Sunday, February 14, 2010
Author John-Ivan Palmer’s long colorful career in American show business gives him a lens able to focus on corners far removed from the experience of most writers.
Since the 1960s, the peripatetic Palmer, has roamed the country, first as a magician and, later as a popular stage hypnotist and mentalist. Along the way, he's written a huge number of of distinctive, often brilliant, articles on the often-treacherous ins-and-outs of the fading world of traveling show business folk. He is, in his words, "the only known literary author who is a stage hypnotist."
In his long overdue first novel, the farcical, roughly charming and racy picaresque Motels of Burning Madness (The Drill Press, 195 pp; available through Amazon, Barnes & Noble etc.), he takes willing readers on a fast, entertaining, bawdy, no-holds-barred voyage into the musky backwater swamp of male strippers and other remote bizarries of live entertainment in America.
Though very explicit, Motels is not a sex novel at all of the type found in Borders’ erotica section. Instead, it's a picaresque novel, a traditional form stretching back to Ancient Rome and Petronious' Satyricon. Set in the early 1980s Rome of Los Angeles, its protagonist is Huey Dubois, a 24-year-old gigolo and stripper of fine uncut endowment, not much brain, but more heart than you’d expect. Handsome Huey is a misfit’s misfit—a good soul who’s not much good at anything but being a prancing, g-stringed boy toy, and because of that, he always seems to be bumping n’ grinding away in survival

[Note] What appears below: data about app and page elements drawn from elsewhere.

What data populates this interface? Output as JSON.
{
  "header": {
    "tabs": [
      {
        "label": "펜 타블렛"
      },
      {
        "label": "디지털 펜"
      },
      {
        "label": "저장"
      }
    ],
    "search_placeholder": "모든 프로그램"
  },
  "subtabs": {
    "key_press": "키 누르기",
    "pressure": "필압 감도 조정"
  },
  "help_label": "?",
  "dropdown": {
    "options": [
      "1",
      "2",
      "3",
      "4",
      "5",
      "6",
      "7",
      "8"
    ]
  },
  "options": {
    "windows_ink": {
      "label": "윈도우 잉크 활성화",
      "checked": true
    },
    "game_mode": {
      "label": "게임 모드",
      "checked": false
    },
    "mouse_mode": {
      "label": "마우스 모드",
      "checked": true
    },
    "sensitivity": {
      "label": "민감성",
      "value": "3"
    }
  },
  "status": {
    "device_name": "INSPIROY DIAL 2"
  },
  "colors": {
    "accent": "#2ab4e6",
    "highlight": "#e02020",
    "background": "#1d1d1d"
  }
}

mode. He’s paradoxical young man: though an exhibitionistic gigolo, stripper (and other kinds of performance, er, artist), he pursues these pursuits while a sense of misplaced honor constantly struggles to break through his selfish exterior.
Even his own private desires make him a freak in an environment already a-roiling with alternative, offbeat desires (S&M fans and the like). Huey has little taste for women his own age. He likes them older. In fact, much older as revealed in Palmer’s sympathetic portraits of Huey’s three main forty years-plus paramours: Malibu matron Madelein; Debra, the abused, lonely wife of an L.A. cop; and, the real
song of his heart, Gloria Madlock, the late-night waitress at the Donut Hole for whom Huey loyally puts on a free midnight show from behind his hotel window, san culottes.
As the novel opens, Madelein from Malibu has just given Huey the boot out of her beachfront bodega in the mis-belief that Huey stole her jewelry. The next day, Madelein winds up mysteriously dead. Not surprisingly, straight society’s suspicion naturally turns toward Huey, who, like his associates in the sexual underworld, is no friend of law and order, lying to the cops even when he’d better off telling the truth.
Soon, Gloria herself mysteriously vanishes as the law closes in. Huey has to leave L.A., but on the way out, he takes us on a gamy, hair-curling tour through the underground of male strip venues, “staggette” parties, private video shoots, all of this arranged by some of the sleaziest, most crooked agents imaginable.
With the hot breath of the law steaming his shoulders, Huey jumps from a bedroom window and lands in a fugitive’s gig--a traveling male striptease troupe that takes him through Las Vegas and on a zany zigzag into America’s heartland (where the biggest audiences of all exist for this kind of entertainment). This barrel-bottom, Barnum & Bailey male animal act happens to be the hideout of a fellow narcissist whom Huey suspects made off with both Madelein’s jewelry and her life: the perfectly named Billy Slipton.
After a series of entertaining and tawdry mishaps—why anyone would ever choose this showbiz career path befuddles my comparatively conservative mind—Huey rips off and gives the nefarious Slipton the slip and sets fire to the troupe’s motel in his escape (hence the title).
Hugh finally tracks his beloved Gloria in Omaha, only to learn that she, like so many in this world, keeps her own secrets, even while parading naked.
After a pungent exploration and analysis of women’s mud wrestling (there’s actually a business and craft behind this performance genre), Huey learns once again he’s only found another bad refuge and so must flee. From there, he stumbles into my favorite stop-over in the entire novel: Clown Town, a bizarro setting that could birth a whole novel of its own inside its limits. (At this point, I must leave you to discover this community for yourself.)
At the end, Huey does land on his feet, a little wiser and, as he realizes with touching insight, a little older. Like other comic heroes, he may not get what he starts out wanting, but he gets something much better.
Palmer—who worked as a male stripper to research Motels (I doubt George Plimpton went so far)—describes Huey’s world with lively evocative care, insight, humor and remarkable kindness. Such a milieu is a natural target for easy putdowns and lazy, knee-jerk moralism. Palmer avoids both.
Sometimes, though, the narrative seems thin. We’re told little, if anything, about Huey’s background and the plot eventually seems to drift away from its whodunnit aspects. Motels of Burning Madness could have burned on for a few pages longer; for example, I wanted more insight into Huey’s brief sojurns of dancing in respectable middle-class households. Though, with a roomful of women grabbing at his intimacies, Huey probably doesn’t have much time to ponder the family photos he passes by and reflect on his outsider's role in the secret world hidden behind those bland smiling masks.
(Photo by author)